> What to work on: Your response should match the records line for line.

> Data for this task:
>>>

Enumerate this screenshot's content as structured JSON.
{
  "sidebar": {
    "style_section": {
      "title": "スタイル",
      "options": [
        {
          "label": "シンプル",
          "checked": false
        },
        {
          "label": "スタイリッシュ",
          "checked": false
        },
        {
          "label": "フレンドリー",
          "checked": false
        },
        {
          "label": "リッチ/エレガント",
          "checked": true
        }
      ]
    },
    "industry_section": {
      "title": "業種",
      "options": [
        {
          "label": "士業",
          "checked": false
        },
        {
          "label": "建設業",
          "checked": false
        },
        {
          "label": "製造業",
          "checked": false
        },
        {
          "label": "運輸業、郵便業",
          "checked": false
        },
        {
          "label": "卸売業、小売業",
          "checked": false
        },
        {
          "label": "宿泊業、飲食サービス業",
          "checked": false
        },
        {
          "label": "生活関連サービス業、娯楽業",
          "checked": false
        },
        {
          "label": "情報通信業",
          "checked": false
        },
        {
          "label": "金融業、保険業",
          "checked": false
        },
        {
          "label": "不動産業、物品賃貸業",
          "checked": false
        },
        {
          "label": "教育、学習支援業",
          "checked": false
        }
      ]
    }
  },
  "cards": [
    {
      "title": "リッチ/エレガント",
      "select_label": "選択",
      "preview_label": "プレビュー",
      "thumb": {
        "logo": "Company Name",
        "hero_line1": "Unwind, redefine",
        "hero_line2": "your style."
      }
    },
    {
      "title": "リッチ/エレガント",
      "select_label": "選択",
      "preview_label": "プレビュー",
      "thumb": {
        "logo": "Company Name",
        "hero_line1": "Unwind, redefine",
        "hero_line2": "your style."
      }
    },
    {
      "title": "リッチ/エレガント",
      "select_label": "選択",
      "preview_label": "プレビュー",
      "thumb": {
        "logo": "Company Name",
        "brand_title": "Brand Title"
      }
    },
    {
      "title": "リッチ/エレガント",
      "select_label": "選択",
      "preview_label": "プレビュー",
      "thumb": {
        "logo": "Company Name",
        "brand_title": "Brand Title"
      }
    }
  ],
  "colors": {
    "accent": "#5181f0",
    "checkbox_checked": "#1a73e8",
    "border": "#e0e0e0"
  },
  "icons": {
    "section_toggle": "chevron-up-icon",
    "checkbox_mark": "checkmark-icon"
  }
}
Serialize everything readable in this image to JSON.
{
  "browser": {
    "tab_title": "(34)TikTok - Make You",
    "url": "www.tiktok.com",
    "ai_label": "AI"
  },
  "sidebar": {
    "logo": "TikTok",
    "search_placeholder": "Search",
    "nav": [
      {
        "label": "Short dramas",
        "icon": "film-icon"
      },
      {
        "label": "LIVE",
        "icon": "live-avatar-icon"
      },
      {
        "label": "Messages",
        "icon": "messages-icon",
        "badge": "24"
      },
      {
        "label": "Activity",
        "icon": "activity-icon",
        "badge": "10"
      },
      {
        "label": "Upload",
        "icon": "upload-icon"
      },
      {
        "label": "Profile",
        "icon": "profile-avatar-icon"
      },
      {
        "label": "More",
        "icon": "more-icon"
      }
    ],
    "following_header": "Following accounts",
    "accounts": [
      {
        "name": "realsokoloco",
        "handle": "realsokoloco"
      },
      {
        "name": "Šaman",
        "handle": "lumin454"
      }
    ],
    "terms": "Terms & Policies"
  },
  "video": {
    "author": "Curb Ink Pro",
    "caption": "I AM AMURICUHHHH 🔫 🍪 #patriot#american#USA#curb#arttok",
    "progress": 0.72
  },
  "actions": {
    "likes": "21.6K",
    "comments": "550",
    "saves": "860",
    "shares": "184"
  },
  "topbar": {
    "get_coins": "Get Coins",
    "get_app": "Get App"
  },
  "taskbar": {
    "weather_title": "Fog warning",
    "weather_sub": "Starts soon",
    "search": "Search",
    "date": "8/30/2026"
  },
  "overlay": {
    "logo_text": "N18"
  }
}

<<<

> Result below:
Enumerate this screenshot's content as structured JSON.
{
  "sidebar": {
    "style_section": {
      "title": "スタイル",
      "options": [
        {
          "label": "シンプル",
          "checked": false
        },
        {
          "label": "スタイリッシュ",
          "checked": false
        },
        {
          "label": "フレンドリー",
          "checked": false
        },
        {
          "label": "リッチ/エレガント",
          "checked": true
        }
      ]
    },
    "industry_section": {
      "title": "業種",
      "options": [
        {
          "label": "士業",
          "checked": false
        },
        {
          "label": "建設業",
          "checked": false
        },
        {
          "label": "製造業",
          "checked": false
        },
        {
          "label": "運輸業、郵便業",
          "checked": false
        },
        {
          "label": "卸売業、小売業",
          "checked": false
        },
        {
          "label": "宿泊業、飲食サービス業",
          "checked": false
        },
        {
          "label": "生活関連サービス業、娯楽業",
          "checked": false
        },
        {
          "label": "情報通信業",
          "checked": false
        },
        {
          "label": "金融業、保険業",
          "checked": false
        },
        {
          "label": "不動産業、物品賃貸業",
          "checked": false
        },
        {
          "label": "教育、学習支援業",
          "checked": false
        }
      ]
    }
  },
  "cards": [
    {
      "title": "リッチ/エレガント",
      "select_label": "選択",
      "preview_label": "プレビュー",
      "thumb": {
        "logo": "Company Name",
        "hero_line1": "Unwind, redefine",
        "hero_line2": "your style."
      }
    },
    {
      "title": "リッチ/エレガント",
      "select_label": "選択",
      "preview_label": "プレビュー",
      "thumb": {
        "logo": "Company Name",
        "hero_line1": "Unwind, redefine",
        "hero_line2": "your style."
      }
    },
    {
      "title": "リッチ/エレガント",
      "select_label": "選択",
      "preview_label": "プレビュー",
      "thumb": {
        "logo": "Company Name",
        "brand_title": "Brand Title"
      }
    },
    {
      "title": "リッチ/エレガント",
      "select_label": "選択",
      "preview_label": "プレビュー",
      "thumb": {
        "logo": "Company Name",
        "brand_title": "Brand Title"
      }
    }
  ],
  "colors": {
    "accent": "#5181f0",
    "checkbox_checked": "#1a73e8",
    "border": "#e0e0e0"
  },
  "icons": {
    "section_toggle": "chevron-up-icon",
    "checkbox_mark": "checkmark-icon"
  }
}
Serialize everything readable in this image to JSON.
{
  "browser": {
    "tab_title": "(34)TikTok - Make You",
    "url": "www.tiktok.com",
    "ai_label": "AI"
  },
  "sidebar": {
    "logo": "TikTok",
    "search_placeholder": "Search",
    "nav": [
      {
        "label": "Short dramas",
        "icon": "film-icon"
      },
      {
        "label": "LIVE",
        "icon": "live-avatar-icon"
      },
      {
        "label": "Messages",
        "icon": "messages-icon",
        "badge": "24"
      },
      {
        "label": "Activity",
        "icon": "activity-icon",
        "badge": "10"
      },
      {
        "label": "Upload",
        "icon": "upload-icon"
      },
      {
        "label": "Profile",
        "icon": "profile-avatar-icon"
      },
      {
        "label": "More",
        "icon": "more-icon"
      }
    ],
    "following_header": "Following accounts",
    "accounts": [
      {
        "name": "realsokoloco",
        "handle": "realsokoloco"
      },
      {
        "name": "Šaman",
        "handle": "lumin454"
      }
    ],
    "terms": "Terms & Policies"
  },
  "video": {
    "author": "Curb Ink Pro",
    "caption": "I AM AMURICUHHHH 🔫 🍪 #patriot#american#USA#curb#arttok",
    "progress": 0.72
  },
  "actions": {
    "likes": "21.6K",
    "comments": "550",
    "saves": "860",
    "shares": "184"
  },
  "topbar": {
    "get_coins": "Get Coins",
    "get_app": "Get App"
  },
  "taskbar": {
    "weather_title": "Fog warning",
    "weather_sub": "Starts soon",
    "search": "Search",
    "date": "8/30/2026"
  },
  "overlay": {
    "logo_text": "N18"
  }
}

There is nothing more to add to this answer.